adulate (v.) Look up adulate at Dictionary.com
1777, back-formation from adulation.
adulation (n.) Look up adulation at Dictionary.com
late 14c., "insincere praise," from Old French adulacion, from Latin adulationem (nominative adulatio) "a fawning; flattery, cringing courtesy," noun of action from past participle stem of aduliari "to flatter," from ad- "to" (see ad-) + ulos "tail," from PIE *ul- "the tail" (source also of Sanskrit valah "tail," Lithuanian valai "horsehair of the tail"). The original notion is "to wag the tail" like a fawning dog (compare Greek sainein "to wag the tail," also "to flatter;" see also wheedle).
adult (n.) Look up adult at Dictionary.com
"adult person," 1650s, from adult (adj.).
adult (adj.) Look up adult at Dictionary.com
1530s (but not common until mid-17c.), from Latin adultus "grown up, mature, adult, ripe," past participle of adolescere "grow up, mature" (see adolescent). As a euphemism for "pornographic," it dates to 1958 and does no honor to the word. In the old British film-rating system, A indicated "suitable for exhibit to adult audiences," and thus implicitly unsuitable for children (1914).

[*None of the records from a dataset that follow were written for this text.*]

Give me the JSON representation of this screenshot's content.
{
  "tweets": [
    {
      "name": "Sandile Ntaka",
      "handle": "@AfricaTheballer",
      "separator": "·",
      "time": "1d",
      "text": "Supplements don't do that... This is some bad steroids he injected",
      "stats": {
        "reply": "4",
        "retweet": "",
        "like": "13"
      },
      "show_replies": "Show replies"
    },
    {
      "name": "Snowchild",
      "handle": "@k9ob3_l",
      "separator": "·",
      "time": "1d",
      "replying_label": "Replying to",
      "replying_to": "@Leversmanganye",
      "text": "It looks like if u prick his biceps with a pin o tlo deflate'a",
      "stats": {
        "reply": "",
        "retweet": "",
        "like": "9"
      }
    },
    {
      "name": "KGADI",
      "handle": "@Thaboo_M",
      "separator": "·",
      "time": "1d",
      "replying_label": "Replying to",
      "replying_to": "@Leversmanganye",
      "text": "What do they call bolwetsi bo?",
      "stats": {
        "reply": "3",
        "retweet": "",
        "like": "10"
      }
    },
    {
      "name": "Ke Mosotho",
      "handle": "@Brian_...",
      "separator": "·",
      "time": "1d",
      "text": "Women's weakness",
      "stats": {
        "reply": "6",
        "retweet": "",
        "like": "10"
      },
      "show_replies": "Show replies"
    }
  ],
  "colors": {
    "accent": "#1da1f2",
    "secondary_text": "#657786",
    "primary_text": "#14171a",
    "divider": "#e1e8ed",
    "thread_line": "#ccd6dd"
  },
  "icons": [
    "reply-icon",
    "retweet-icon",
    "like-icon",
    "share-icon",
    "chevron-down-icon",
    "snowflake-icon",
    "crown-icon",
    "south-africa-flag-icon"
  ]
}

adulterate (v.) Look up adulterate at Dictionary.com
1530s, back-formation from adulteration, or else from Latin adulteratus, past participle of adulterare "to falsify, corrupt," also "to commit adultery." Earlier verb was adulter (late 14c.). Related: Adulterated; adulterating.
adulteration (n.) Look up adulteration at Dictionary.com
c. 1500, from Latin adulterationem (nominative adulteratio), noun of action from past participle stem of adulterare "corrupt, falsify; debauch; commit adultery," from ad- "to" (see ad-) + alterare "to alter" (see alter).
adulterer (n.) Look up adulterer at Dictionary.com
early 15c., earlier avouter (c. 1300), avoutrer (late 14c.), agent noun from obsolete verb adulter "commit adultery; adulterate" (late 14c.), from Latin adulterare "to corrupt" (see adulteration).
adulteress (n.) Look up adulteress at Dictionary.com
late 14c., avoutresse, agent noun in fem. form from obsolete verb adulter (see adulterer).
adulterous (adj.) Look up adulterous at Dictionary.com
c. 1400, avoutrious "addicted to adultery," from obsolete verb adulter (see adulterer) + -ous.
adultery (n.) Look up adultery at Dictionary.com
"voluntary violation of the marriage bed," c. 1300, avoutrie, from Old French avouterie (12c.), noun of condition from avoutre, from Latin adulterare "to corrupt" (see adulteration). Modern spelling, with the re-inserted -d-, is from early 15c. (see ad-).

In Middle English, also "sex between husband and wife for recreational purposes; idolatry, perversion, heresy." Classified as single adultery (with an unmarried person) and double adultery (with a married person). Old English word was æwbryce "breach of law(ful marriage)" (compare German Ehebruch). Adultery Dune in Arizona corresponds to Navajo sei adilehe "adultery sand," where illicit lovers met privately.
adulthood (n.) Look up adulthood at Dictionary.com
1850, from adult + -hood.
adumbrate (v.) Look up adumbrate at Dictionary.com
"to outline, to sketch," 1580s, from Latin adumbratus "sketched, shadowed in outline," past participle of adumbrare "to represent (a thing) in outline" (see adumbration). Meaning "to overshadow" is 1660s. Related: Adumbrated; adumbrating.
adumbration (n.) Look up adumbration at Dictionary.com
1530s, from Latin adumbrationem (nominative adumbratio) "a sketch in shadow, sketch, outline," noun of action from past participle stem of adumbrare "to cast a shadow, overshadow, represent (a thing) in outline," from ad- "to" (see ad-) + umbrare "to cast in shadow," from PIE *andho- "blind, dark" (see umbrage).